Toll-free numbers have been around for a long time, but what are they, exactly, and how did they come about? As a business owner, you’ve got to weigh the costs associated with every decision. Read on to find out more about the history of toll-free numbers, if you need one, and whether or not your company would benefit from implementing toll-free conference calls.
The History of Toll-Free Numbers
In the US, UK and Canada, the concept of toll-free numbers and toll-free calling has been around for a very long time. First introduced back in the 1950s, toll-free calling was a way for people to access businesses via telephone that were not physically located in their local community or area code.
While the initial iterations relied on basically the same concept, the process of completing a toll-free call was very different back then. In the 1950s when it was introduced, most calls were routed through an operator. If a caller wanted to make a toll-free call, they would dial “0” to reach the operator and ask for a specific “Zenith” number before being connected.
If a business had a Zenith number (that’s what toll-free numbers were called back then), the operator would then know to reverse the charges before connecting the calls. This would ensure that the business receiving the call incurred all associated long distance charges, as opposed to the caller who would normally be responsible for paying for a long-distance call.
Similarly to why businesses choose to offer toll-free numbers today, back then it allowed companies to reach more customers and people outside their local area. It was an affordable way for businesses to broaden their reach, as customers were more likely to call a toll-free number knowing they wouldn’t have to pay for it.
What Does Toll-Free Mean?
It’s a term that a lot of people use, but exactly what is toll-free? Simply put, it means that the call recipient gets charged for any long-distance fees for a call, as opposed to the person placing the call.
Toll-free calls are placed to specific numbers which have distinct three-digit codes at the beginning of the number. The most common (and famous) are 800 numbers. When placing a call to a toll-free or 800 number, the caller is not charged for a long-distance fee for calling out of their area.
While originally designed for landlines, toll-free numbers also work with mobile phones (though, unless they have an unlimited calling plan, mobile callers will still be charged by their wireless carrier for the minutes used). Check out the FCC’s official explanation of toll-free numbers and calls.
What Is a Toll-Free Number?
A toll-free number is the actual phone number used when placing a toll-free call. The numbers are assigned on a first come, first served basis by organizations called “RespOrgs,” which is short for “Responsible Organizations.”
In the US, there are specific three-digit codes designated for toll-free numbers. Everyone knows 800 numbers are toll-free. But what about 877? 866? Are 855 numbers toll-free?

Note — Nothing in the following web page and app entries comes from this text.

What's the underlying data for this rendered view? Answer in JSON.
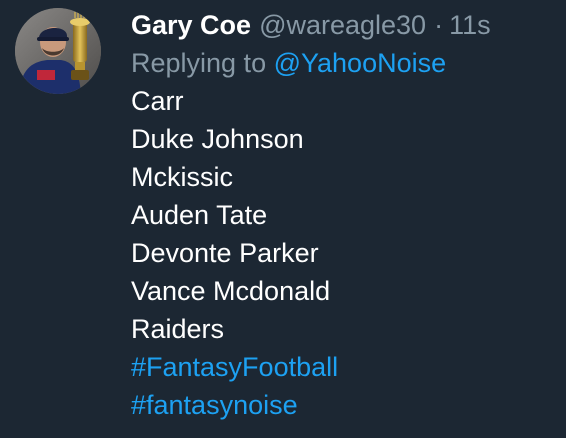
{
  "colors": {
    "background": "#1c2733",
    "text_primary": "#ffffff",
    "text_secondary": "#8899a6",
    "link": "#1da1f2"
  },
  "tweet": {
    "avatar_icon": "user-avatar-with-trophy",
    "display_name": "Gary Coe",
    "handle": "@wareagle30",
    "separator": "·",
    "timestamp": "11s",
    "replying_to_label": "Replying to",
    "replying_to_handle": "@YahooNoise",
    "lines": [
      "Carr",
      "Duke Johnson",
      "Mckissic",
      "Auden Tate",
      "Devonte Parker",
      "Vance Mcdonald",
      "Raiders"
    ],
    "hashtags": [
      "#FantasyFootball",
      "#fantasynoise"
    ]
  }
}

Currently 800, 888, 877, 866, 855, 844 and 833 numbers are all toll-free prefixes. Calls placed to any number that begins with any of these three-digit combinations incur no long distance charges for the caller.
Why Would You Need a Toll-Free Number for Your Business?
Toll-free numbers are especially useful for customer service numbers and main line sales numbers for businesses. Due to the fact that they are completely free for callers, they are an excellent way to ensure customers (and potential customers and clients) encounter the lowest barrier to entry possible when interacting with your business.
But more than anything, toll-free numbers are a status symbol. Since the 1950s when they were first introduced, having one meant you ran a well-established business that could cover the cost of calls for your customers. In the beginning, only the biggest companies could afford toll-free numbers – and while they are more affordable now, that mindset still exists for consumers today.
Businesses with a toll-free number come across as more trust-worthy and better-established. Whether you’re looking to impress potential clients or communicate to existing customers that you have a well-established brand and well-run business, they are an easy way to make an excellent impression.
Should You Use Toll-Free Numbers for Conference Calls?
So, it’s clear that having a toll-free number is a good look for every business. But, should you use one for your conference calls? It’s an excellent question, and there is a clear answer.
Most conference call providers assign random numbers each time you set up a call. If you’re not using a dedicated toll-free conference line, not only is it confusing for conference call participants, but it can be expensive if they’re calling into the conference from their office landline.
Landlines still charge long distance fees for any number dialed outside of the local area code. Unless you’re lucky enough to get assigned an area code that matches your conference call participant’s local area code, they are going to incur long distance charges for every minute spent on the conference call.
Plus, if you’re hosting a conference call with participants from different locations, the only way to ensure that no one is charged any long-distance fees is to use a toll-free conference number.
How to Get a Toll-Free Conference Call Number
The easiest way to get a toll-free number for your next conference call is to pick a conferencing service that offers them. Not all conference call providers have toll-free numbers, and none of the free service providers will be able to assign you a single toll-free number for your conference calls.
At Branded Bridge Line, we offer several different toll-free conferencing plans, plus the option to add a toll-free line to any plan whenever you might need it.
We make it simple and affordable to get your very own toll-free conference line, no matter what your specific conferencing needs are. Choose Branded Bridge Line to take your conferencing to the next level with a dedicated, toll-free conference call line.